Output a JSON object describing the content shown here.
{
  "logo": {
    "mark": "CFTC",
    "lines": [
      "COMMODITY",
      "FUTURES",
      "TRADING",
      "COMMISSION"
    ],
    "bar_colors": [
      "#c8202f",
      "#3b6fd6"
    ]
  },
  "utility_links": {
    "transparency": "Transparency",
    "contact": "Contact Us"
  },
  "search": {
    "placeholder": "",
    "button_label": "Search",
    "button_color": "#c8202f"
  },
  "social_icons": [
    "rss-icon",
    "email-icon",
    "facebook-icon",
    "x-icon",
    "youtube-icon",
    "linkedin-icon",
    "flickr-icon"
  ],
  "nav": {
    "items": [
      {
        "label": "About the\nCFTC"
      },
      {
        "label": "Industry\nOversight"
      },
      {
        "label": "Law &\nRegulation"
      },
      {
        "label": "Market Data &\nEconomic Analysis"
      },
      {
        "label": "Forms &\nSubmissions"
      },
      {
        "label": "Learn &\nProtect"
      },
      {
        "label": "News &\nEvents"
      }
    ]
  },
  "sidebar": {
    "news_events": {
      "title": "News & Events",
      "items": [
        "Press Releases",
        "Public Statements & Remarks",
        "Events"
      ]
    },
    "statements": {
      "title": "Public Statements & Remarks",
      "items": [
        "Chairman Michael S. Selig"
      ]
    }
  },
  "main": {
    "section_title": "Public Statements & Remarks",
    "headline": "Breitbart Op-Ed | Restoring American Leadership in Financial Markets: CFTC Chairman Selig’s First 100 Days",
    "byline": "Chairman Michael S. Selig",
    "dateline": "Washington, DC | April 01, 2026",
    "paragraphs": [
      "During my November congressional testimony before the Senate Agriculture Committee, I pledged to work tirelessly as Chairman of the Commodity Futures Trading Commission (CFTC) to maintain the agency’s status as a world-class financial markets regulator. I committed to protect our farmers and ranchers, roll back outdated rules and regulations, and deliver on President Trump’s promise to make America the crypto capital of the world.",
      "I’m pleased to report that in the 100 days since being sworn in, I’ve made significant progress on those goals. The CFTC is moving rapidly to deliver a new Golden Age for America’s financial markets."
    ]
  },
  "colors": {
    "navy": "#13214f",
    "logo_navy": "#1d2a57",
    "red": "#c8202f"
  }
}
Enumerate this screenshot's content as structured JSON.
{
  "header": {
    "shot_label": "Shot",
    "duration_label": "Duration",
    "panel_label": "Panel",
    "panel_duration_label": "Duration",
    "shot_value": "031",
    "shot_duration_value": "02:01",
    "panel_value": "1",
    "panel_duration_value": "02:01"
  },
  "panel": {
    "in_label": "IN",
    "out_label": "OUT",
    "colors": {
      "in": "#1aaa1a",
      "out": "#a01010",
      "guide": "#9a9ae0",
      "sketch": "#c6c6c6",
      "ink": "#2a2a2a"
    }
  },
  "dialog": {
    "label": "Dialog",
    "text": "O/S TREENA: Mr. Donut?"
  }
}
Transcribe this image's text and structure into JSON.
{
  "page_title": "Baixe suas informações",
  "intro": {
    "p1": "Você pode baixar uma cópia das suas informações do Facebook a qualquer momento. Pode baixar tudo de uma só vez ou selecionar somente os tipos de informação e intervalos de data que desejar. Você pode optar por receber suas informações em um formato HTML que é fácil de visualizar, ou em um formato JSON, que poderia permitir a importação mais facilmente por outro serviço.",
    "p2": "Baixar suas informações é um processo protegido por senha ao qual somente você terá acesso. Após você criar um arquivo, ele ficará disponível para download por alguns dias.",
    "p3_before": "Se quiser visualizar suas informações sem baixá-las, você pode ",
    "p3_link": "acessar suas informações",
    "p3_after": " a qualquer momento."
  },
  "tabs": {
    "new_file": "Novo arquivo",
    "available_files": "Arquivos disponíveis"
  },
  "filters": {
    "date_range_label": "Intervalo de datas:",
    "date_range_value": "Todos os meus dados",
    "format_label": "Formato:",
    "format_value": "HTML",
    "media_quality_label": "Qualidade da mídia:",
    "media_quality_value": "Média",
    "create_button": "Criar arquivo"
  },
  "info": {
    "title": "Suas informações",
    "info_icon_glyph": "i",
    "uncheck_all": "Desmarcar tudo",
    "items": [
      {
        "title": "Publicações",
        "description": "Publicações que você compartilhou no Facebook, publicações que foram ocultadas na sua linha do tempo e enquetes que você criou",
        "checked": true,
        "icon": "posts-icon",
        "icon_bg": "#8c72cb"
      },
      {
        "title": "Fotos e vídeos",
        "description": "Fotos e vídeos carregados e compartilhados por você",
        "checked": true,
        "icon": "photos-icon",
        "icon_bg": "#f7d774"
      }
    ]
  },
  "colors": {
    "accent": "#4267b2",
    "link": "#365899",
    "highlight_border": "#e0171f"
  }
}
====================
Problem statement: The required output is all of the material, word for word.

Solution below:
Output a JSON object describing the content shown here.
{
  "logo": {
    "mark": "CFTC",
    "lines": [
      "COMMODITY",
      "FUTURES",
      "TRADING",
      "COMMISSION"
    ],
    "bar_colors": [
      "#c8202f",
      "#3b6fd6"
    ]
  },
  "utility_links": {
    "transparency": "Transparency",
    "contact": "Contact Us"
  },
  "search": {
    "placeholder": "",
    "button_label": "Search",
    "button_color": "#c8202f"
  },
  "social_icons": [
    "rss-icon",
    "email-icon",
    "facebook-icon",
    "x-icon",
    "youtube-icon",
    "linkedin-icon",
    "flickr-icon"
  ],
  "nav": {
    "items": [
      {
        "label": "About the\nCFTC"
      },
      {
        "label": "Industry\nOversight"
      },
      {
        "label": "Law &\nRegulation"
      },
      {
        "label": "Market Data &\nEconomic Analysis"
      },
      {
        "label": "Forms &\nSubmissions"
      },
      {
        "label": "Learn &\nProtect"
      },
      {
        "label": "News &\nEvents"
      }
    ]
  },
  "sidebar": {
    "news_events": {
      "title": "News & Events",
      "items": [
        "Press Releases",
        "Public Statements & Remarks",
        "Events"
      ]
    },
    "statements": {
      "title": "Public Statements & Remarks",
      "items": [
        "Chairman Michael S. Selig"
      ]
    }
  },
  "main": {
    "section_title": "Public Statements & Remarks",
    "headline": "Breitbart Op-Ed | Restoring American Leadership in Financial Markets: CFTC Chairman Selig’s First 100 Days",
    "byline": "Chairman Michael S. Selig",
    "dateline": "Washington, DC | April 01, 2026",
    "paragraphs": [
      "During my November congressional testimony before the Senate Agriculture Committee, I pledged to work tirelessly as Chairman of the Commodity Futures Trading Commission (CFTC) to maintain the agency’s status as a world-class financial markets regulator. I committed to protect our farmers and ranchers, roll back outdated rules and regulations, and deliver on President Trump’s promise to make America the crypto capital of the world.",
      "I’m pleased to report that in the 100 days since being sworn in, I’ve made significant progress on those goals. The CFTC is moving rapidly to deliver a new Golden Age for America’s financial markets."
    ]
  },
  "colors": {
    "navy": "#13214f",
    "logo_navy": "#1d2a57",
    "red": "#c8202f"
  }
}
Enumerate this screenshot's content as structured JSON.
{
  "header": {
    "shot_label": "Shot",
    "duration_label": "Duration",
    "panel_label": "Panel",
    "panel_duration_label": "Duration",
    "shot_value": "031",
    "shot_duration_value": "02:01",
    "panel_value": "1",
    "panel_duration_value": "02:01"
  },
  "panel": {
    "in_label": "IN",
    "out_label": "OUT",
    "colors": {
      "in": "#1aaa1a",
      "out": "#a01010",
      "guide": "#9a9ae0",
      "sketch": "#c6c6c6",
      "ink": "#2a2a2a"
    }
  },
  "dialog": {
    "label": "Dialog",
    "text": "O/S TREENA: Mr. Donut?"
  }
}
Transcribe this image's text and structure into JSON.
{
  "page_title": "Baixe suas informações",
  "intro": {
    "p1": "Você pode baixar uma cópia das suas informações do Facebook a qualquer momento. Pode baixar tudo de uma só vez ou selecionar somente os tipos de informação e intervalos de data que desejar. Você pode optar por receber suas informações em um formato HTML que é fácil de visualizar, ou em um formato JSON, que poderia permitir a importação mais facilmente por outro serviço.",
    "p2": "Baixar suas informações é um processo protegido por senha ao qual somente você terá acesso. Após você criar um arquivo, ele ficará disponível para download por alguns dias.",
    "p3_before": "Se quiser visualizar suas informações sem baixá-las, você pode ",
    "p3_link": "acessar suas informações",
    "p3_after": " a qualquer momento."
  },
  "tabs": {
    "new_file": "Novo arquivo",
    "available_files": "Arquivos disponíveis"
  },
  "filters": {
    "date_range_label": "Intervalo de datas:",
    "date_range_value": "Todos os meus dados",
    "format_label": "Formato:",
    "format_value": "HTML",
    "media_quality_label": "Qualidade da mídia:",
    "media_quality_value": "Média",
    "create_button": "Criar arquivo"
  },
  "info": {
    "title": "Suas informações",
    "info_icon_glyph": "i",
    "uncheck_all": "Desmarcar tudo",
    "items": [
      {
        "title": "Publicações",
        "description": "Publicações que você compartilhou no Facebook, publicações que foram ocultadas na sua linha do tempo e enquetes que você criou",
        "checked": true,
        "icon": "posts-icon",
        "icon_bg": "#8c72cb"
      },
      {
        "title": "Fotos e vídeos",
        "description": "Fotos e vídeos carregados e compartilhados por você",
        "checked": true,
        "icon": "photos-icon",
        "icon_bg": "#f7d774"
      }
    ]
  },
  "colors": {
    "accent": "#4267b2",
    "link": "#365899",
    "highlight_border": "#e0171f"
  }
}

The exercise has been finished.